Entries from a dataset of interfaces
━━━━━━━━━━

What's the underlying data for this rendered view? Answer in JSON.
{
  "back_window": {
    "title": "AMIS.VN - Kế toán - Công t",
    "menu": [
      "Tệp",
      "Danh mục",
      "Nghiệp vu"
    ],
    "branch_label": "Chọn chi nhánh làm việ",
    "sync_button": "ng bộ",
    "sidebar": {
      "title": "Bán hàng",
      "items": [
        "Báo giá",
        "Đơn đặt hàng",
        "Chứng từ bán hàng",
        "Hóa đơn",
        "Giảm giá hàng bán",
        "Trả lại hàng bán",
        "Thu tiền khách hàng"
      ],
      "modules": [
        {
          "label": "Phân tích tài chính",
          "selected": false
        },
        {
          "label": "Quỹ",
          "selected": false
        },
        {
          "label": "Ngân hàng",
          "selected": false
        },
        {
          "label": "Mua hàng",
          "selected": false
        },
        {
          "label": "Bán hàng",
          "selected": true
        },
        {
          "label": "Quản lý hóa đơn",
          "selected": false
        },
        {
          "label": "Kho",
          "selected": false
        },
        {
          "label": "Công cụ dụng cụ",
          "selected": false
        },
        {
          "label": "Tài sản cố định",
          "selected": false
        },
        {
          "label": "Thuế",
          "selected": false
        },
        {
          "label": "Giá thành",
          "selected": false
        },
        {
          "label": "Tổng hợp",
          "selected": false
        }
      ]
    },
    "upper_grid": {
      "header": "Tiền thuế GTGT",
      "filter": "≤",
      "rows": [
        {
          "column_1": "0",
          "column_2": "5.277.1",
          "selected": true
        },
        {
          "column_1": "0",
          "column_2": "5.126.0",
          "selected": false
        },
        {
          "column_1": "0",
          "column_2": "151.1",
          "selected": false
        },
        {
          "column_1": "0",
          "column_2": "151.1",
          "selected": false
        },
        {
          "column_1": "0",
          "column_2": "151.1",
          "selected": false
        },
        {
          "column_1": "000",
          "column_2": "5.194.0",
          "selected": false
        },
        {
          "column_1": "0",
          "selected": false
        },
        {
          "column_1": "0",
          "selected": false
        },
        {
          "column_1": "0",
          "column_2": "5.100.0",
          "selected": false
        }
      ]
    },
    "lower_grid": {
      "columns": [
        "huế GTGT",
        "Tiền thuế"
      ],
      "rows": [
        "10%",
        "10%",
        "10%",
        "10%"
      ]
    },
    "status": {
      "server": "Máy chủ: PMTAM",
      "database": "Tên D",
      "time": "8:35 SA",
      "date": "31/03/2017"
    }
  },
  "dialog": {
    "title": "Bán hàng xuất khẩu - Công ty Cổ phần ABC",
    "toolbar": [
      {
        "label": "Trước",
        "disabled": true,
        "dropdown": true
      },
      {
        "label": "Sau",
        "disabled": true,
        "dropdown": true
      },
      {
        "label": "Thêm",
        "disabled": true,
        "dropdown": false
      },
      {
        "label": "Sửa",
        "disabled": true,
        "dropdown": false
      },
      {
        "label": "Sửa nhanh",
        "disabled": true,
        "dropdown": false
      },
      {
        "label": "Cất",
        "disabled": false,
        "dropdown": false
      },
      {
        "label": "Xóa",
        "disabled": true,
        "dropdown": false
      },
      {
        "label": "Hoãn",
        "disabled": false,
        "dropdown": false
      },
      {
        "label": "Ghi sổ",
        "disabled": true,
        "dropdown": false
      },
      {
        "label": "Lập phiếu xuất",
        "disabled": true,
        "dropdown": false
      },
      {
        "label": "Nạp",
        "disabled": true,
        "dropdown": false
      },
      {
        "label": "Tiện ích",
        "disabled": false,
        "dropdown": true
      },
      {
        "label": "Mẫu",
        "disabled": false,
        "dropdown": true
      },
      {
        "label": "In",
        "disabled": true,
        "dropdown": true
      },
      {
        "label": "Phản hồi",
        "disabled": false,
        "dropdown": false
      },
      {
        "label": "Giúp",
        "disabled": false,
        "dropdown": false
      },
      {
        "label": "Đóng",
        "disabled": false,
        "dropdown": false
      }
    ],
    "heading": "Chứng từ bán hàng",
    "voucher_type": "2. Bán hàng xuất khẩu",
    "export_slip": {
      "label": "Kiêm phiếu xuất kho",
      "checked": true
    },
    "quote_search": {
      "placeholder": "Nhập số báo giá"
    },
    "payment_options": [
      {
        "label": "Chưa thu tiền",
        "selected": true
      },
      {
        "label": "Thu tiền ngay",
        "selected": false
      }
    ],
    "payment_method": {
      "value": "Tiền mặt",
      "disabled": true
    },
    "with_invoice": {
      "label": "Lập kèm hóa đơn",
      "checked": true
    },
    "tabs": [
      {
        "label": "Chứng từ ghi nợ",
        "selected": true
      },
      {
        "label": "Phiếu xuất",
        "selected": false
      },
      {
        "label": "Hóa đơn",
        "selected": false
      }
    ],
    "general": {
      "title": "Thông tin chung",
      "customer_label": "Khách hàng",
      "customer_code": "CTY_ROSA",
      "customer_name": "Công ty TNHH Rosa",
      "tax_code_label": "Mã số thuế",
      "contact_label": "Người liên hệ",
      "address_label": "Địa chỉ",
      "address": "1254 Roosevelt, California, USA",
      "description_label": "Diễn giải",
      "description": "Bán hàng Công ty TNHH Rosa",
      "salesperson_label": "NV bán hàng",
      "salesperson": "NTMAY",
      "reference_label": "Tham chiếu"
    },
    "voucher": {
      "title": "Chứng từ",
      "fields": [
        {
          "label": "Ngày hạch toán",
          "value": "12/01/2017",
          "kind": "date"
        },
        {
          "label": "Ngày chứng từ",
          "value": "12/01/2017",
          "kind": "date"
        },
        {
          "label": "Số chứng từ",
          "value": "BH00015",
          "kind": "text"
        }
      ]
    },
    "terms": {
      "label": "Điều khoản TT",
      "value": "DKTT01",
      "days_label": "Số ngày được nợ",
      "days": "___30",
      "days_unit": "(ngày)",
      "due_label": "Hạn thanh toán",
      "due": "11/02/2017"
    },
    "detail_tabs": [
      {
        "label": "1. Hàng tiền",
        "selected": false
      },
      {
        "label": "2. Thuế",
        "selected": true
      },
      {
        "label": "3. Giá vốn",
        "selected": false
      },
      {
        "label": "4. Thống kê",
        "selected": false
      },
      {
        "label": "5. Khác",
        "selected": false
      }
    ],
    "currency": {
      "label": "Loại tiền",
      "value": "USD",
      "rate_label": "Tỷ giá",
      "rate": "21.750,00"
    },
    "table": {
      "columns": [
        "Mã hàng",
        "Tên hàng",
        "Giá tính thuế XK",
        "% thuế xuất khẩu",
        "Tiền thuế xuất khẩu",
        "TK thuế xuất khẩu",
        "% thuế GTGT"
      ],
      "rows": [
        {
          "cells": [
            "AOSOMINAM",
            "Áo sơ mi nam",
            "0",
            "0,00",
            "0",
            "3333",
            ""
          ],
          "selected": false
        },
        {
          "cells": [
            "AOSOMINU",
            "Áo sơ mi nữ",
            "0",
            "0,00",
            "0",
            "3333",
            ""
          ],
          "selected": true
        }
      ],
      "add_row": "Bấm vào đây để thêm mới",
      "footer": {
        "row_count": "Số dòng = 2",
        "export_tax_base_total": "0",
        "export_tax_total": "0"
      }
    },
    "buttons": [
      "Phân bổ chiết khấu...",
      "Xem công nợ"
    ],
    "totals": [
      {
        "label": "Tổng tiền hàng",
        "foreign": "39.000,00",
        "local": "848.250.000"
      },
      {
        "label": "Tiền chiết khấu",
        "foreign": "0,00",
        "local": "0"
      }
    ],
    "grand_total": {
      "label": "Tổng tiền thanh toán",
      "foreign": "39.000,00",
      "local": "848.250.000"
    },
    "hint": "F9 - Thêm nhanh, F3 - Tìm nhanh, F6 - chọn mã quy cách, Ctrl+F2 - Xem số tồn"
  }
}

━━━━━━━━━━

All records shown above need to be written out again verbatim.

Exercise answer:
What's the underlying data for this rendered view? Answer in JSON.
{
  "back_window": {
    "title": "AMIS.VN - Kế toán - Công t",
    "menu": [
      "Tệp",
      "Danh mục",
      "Nghiệp vu"
    ],
    "branch_label": "Chọn chi nhánh làm việ",
    "sync_button": "ng bộ",
    "sidebar": {
      "title": "Bán hàng",
      "items": [
        "Báo giá",
        "Đơn đặt hàng",
        "Chứng từ bán hàng",
        "Hóa đơn",
        "Giảm giá hàng bán",
        "Trả lại hàng bán",
        "Thu tiền khách hàng"
      ],
      "modules": [
        {
          "label": "Phân tích tài chính",
          "selected": false
        },
        {
          "label": "Quỹ",
          "selected": false
        },
        {
          "label": "Ngân hàng",
          "selected": false
        },
        {
          "label": "Mua hàng",
          "selected": false
        },
        {
          "label": "Bán hàng",
          "selected": true
        },
        {
          "label": "Quản lý hóa đơn",
          "selected": false
        },
        {
          "label": "Kho",
          "selected": false
        },
        {
          "label": "Công cụ dụng cụ",
          "selected": false
        },
        {
          "label": "Tài sản cố định",
          "selected": false
        },
        {
          "label": "Thuế",
          "selected": false
        },
        {
          "label": "Giá thành",
          "selected": false
        },
        {
          "label": "Tổng hợp",
          "selected": false
        }
      ]
    },
    "upper_grid": {
      "header": "Tiền thuế GTGT",
      "filter": "≤",
      "rows": [
        {
          "column_1": "0",
          "column_2": "5.277.1",
          "selected": true
        },
        {
          "column_1": "0",
          "column_2": "5.126.0",
          "selected": false
        },
        {
          "column_1": "0",
          "column_2": "151.1",
          "selected": false
        },
        {
          "column_1": "0",
          "column_2": "151.1",
          "selected": false
        },
        {
          "column_1": "0",
          "column_2": "151.1",
          "selected": false
        },
        {
          "column_1": "000",
          "column_2": "5.194.0",
          "selected": false
        },
        {
          "column_1": "0",
          "selected": false
        },
        {
          "column_1": "0",
          "selected": false
        },
        {
          "column_1": "0",
          "column_2": "5.100.0",
          "selected": false
        }
      ]
    },
    "lower_grid": {
      "columns": [
        "huế GTGT",
        "Tiền thuế"
      ],
      "rows": [
        "10%",
        "10%",
        "10%",
        "10%"
      ]
    },
    "status": {
      "server": "Máy chủ: PMTAM",
      "database": "Tên D",
      "time": "8:35 SA",
      "date": "31/03/2017"
    }
  },
  "dialog": {
    "title": "Bán hàng xuất khẩu - Công ty Cổ phần ABC",
    "toolbar": [
      {
        "label": "Trước",
        "disabled": true,
        "dropdown": true
      },
      {
        "label": "Sau",
        "disabled": true,
        "dropdown": true
      },
      {
        "label": "Thêm",
        "disabled": true,
        "dropdown": false
      },
      {
        "label": "Sửa",
        "disabled": true,
        "dropdown": false
      },
      {
        "label": "Sửa nhanh",
        "disabled": true,
        "dropdown": false
      },
      {
        "label": "Cất",
        "disabled": false,
        "dropdown": false
      },
      {
        "label": "Xóa",
        "disabled": true,
        "dropdown": false
      },
      {
        "label": "Hoãn",
        "disabled": false,
        "dropdown": false
      },
      {
        "label": "Ghi sổ",
        "disabled": true,
        "dropdown": false
      },
      {
        "label": "Lập phiếu xuất",
        "disabled": true,
        "dropdown": false
      },
      {
        "label": "Nạp",
        "disabled": true,
        "dropdown": false
      },
      {
        "label": "Tiện ích",
        "disabled": false,
        "dropdown": true
      },
      {
        "label": "Mẫu",
        "disabled": false,
        "dropdown": true
      },
      {
        "label": "In",
        "disabled": true,
        "dropdown": true
      },
      {
        "label": "Phản hồi",
        "disabled": false,
        "dropdown": false
      },
      {
        "label": "Giúp",
        "disabled": false,
        "dropdown": false
      },
      {
        "label": "Đóng",
        "disabled": false,
        "dropdown": false
      }
    ],
    "heading": "Chứng từ bán hàng",
    "voucher_type": "2. Bán hàng xuất khẩu",
    "export_slip": {
      "label": "Kiêm phiếu xuất kho",
      "checked": true
    },
    "quote_search": {
      "placeholder": "Nhập số báo giá"
    },
    "payment_options": [
      {
        "label": "Chưa thu tiền",
        "selected": true
      },
      {
        "label": "Thu tiền ngay",
        "selected": false
      }
    ],
    "payment_method": {
      "value": "Tiền mặt",
      "disabled": true
    },
    "with_invoice": {
      "label": "Lập kèm hóa đơn",
      "checked": true
    },
    "tabs": [
      {
        "label": "Chứng từ ghi nợ",
        "selected": true
      },
      {
        "label": "Phiếu xuất",
        "selected": false
      },
      {
        "label": "Hóa đơn",
        "selected": false
      }
    ],
    "general": {
      "title": "Thông tin chung",
      "customer_label": "Khách hàng",
      "customer_code": "CTY_ROSA",
      "customer_name": "Công ty TNHH Rosa",
      "tax_code_label": "Mã số thuế",
      "contact_label": "Người liên hệ",
      "address_label": "Địa chỉ",
      "address": "1254 Roosevelt, California, USA",
      "description_label": "Diễn giải",
      "description": "Bán hàng Công ty TNHH Rosa",
      "salesperson_label": "NV bán hàng",
      "salesperson": "NTMAY",
      "reference_label": "Tham chiếu"
    },
    "voucher": {
      "title": "Chứng từ",
      "fields": [
        {
          "label": "Ngày hạch toán",
          "value": "12/01/2017",
          "kind": "date"
        },
        {
          "label": "Ngày chứng từ",
          "value": "12/01/2017",
          "kind": "date"
        },
        {
          "label": "Số chứng từ",
          "value": "BH00015",
          "kind": "text"
        }
      ]
    },
    "terms": {
      "label": "Điều khoản TT",
      "value": "DKTT01",
      "days_label": "Số ngày được nợ",
      "days": "___30",
      "days_unit": "(ngày)",
      "due_label": "Hạn thanh toán",
      "due": "11/02/2017"
    },
    "detail_tabs": [
      {
        "label": "1. Hàng tiền",
        "selected": false
      },
      {
        "label": "2. Thuế",
        "selected": true
      },
      {
        "label": "3. Giá vốn",
        "selected": false
      },
      {
        "label": "4. Thống kê",
        "selected": false
      },
      {
        "label": "5. Khác",
        "selected": false
      }
    ],
    "currency": {
      "label": "Loại tiền",
      "value": "USD",
      "rate_label": "Tỷ giá",
      "rate": "21.750,00"
    },
    "table": {
      "columns": [
        "Mã hàng",
        "Tên hàng",
        "Giá tính thuế XK",
        "% thuế xuất khẩu",
        "Tiền thuế xuất khẩu",
        "TK thuế xuất khẩu",
        "% thuế GTGT"
      ],
      "rows": [
        {
          "cells": [
            "AOSOMINAM",
            "Áo sơ mi nam",
            "0",
            "0,00",
            "0",
            "3333",
            ""
          ],
          "selected": false
        },
        {
          "cells": [
            "AOSOMINU",
            "Áo sơ mi nữ",
            "0",
            "0,00",
            "0",
            "3333",
            ""
          ],
          "selected": true
        }
      ],
      "add_row": "Bấm vào đây để thêm mới",
      "footer": {
        "row_count": "Số dòng = 2",
        "export_tax_base_total": "0",
        "export_tax_total": "0"
      }
    },
    "buttons": [
      "Phân bổ chiết khấu...",
      "Xem công nợ"
    ],
    "totals": [
      {
        "label": "Tổng tiền hàng",
        "foreign": "39.000,00",
        "local": "848.250.000"
      },
      {
        "label": "Tiền chiết khấu",
        "foreign": "0,00",
        "local": "0"
      }
    ],
    "grand_total": {
      "label": "Tổng tiền thanh toán",
      "foreign": "39.000,00",
      "local": "848.250.000"
    },
    "hint": "F9 - Thêm nhanh, F3 - Tìm nhanh, F6 - chọn mã quy cách, Ctrl+F2 - Xem số tồn"
  }
}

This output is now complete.